■ **About this task**
For each line below with the word "title", write out a copy.
(Beginning of Records for the task)
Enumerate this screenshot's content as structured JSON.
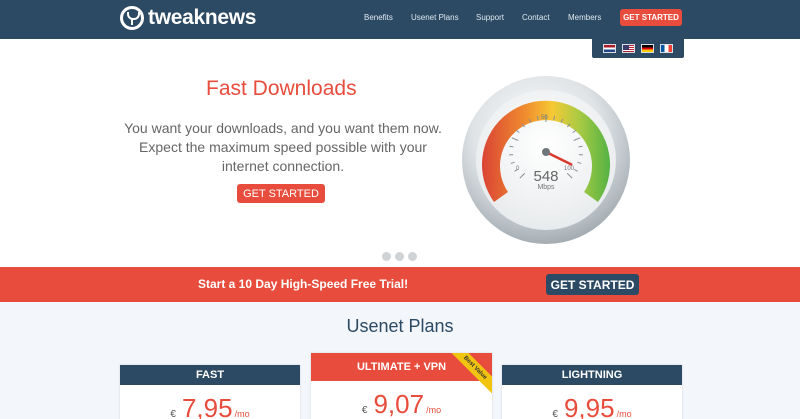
{
  "brand": {
    "name": "tweaknews"
  },
  "nav": {
    "items": [
      "Benefits",
      "Usenet Plans",
      "Support",
      "Contact",
      "Members"
    ],
    "cta": "GET STARTED"
  },
  "languages": [
    "Dutch",
    "English (US)",
    "German",
    "French"
  ],
  "hero": {
    "title": "Fast Downloads",
    "lines": [
      "You want your downloads, and you want them now.",
      "Expect the maximum speed possible with your",
      "internet connection."
    ],
    "cta": "GET STARTED",
    "slides": 3,
    "gauge": {
      "value": "548",
      "unit": "Mbps",
      "scale_labels": [
        "0",
        "50",
        "100"
      ],
      "needle_fraction": 0.93
    }
  },
  "trial_banner": {
    "text": "Start a 10 Day High-Speed Free Trial!",
    "cta": "GET STARTED"
  },
  "plans": {
    "title": "Usenet Plans",
    "currency": "€",
    "per": "/mo",
    "items": [
      {
        "name": "FAST",
        "price": "7,95"
      },
      {
        "name": "ULTIMATE + VPN",
        "price": "9,07",
        "badge": "Best Value"
      },
      {
        "name": "LIGHTNING",
        "price": "9,95"
      }
    ]
  },
  "colors": {
    "nav_bg": "#2c4a63",
    "accent_red": "#e74c3c",
    "badge_yellow": "#f1c40f",
    "page_bg": "#f3f6fb"
  }
}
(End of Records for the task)
■ **Answer to this problem**
    "title": "Fast Downloads",
    "title": "Usenet Plans",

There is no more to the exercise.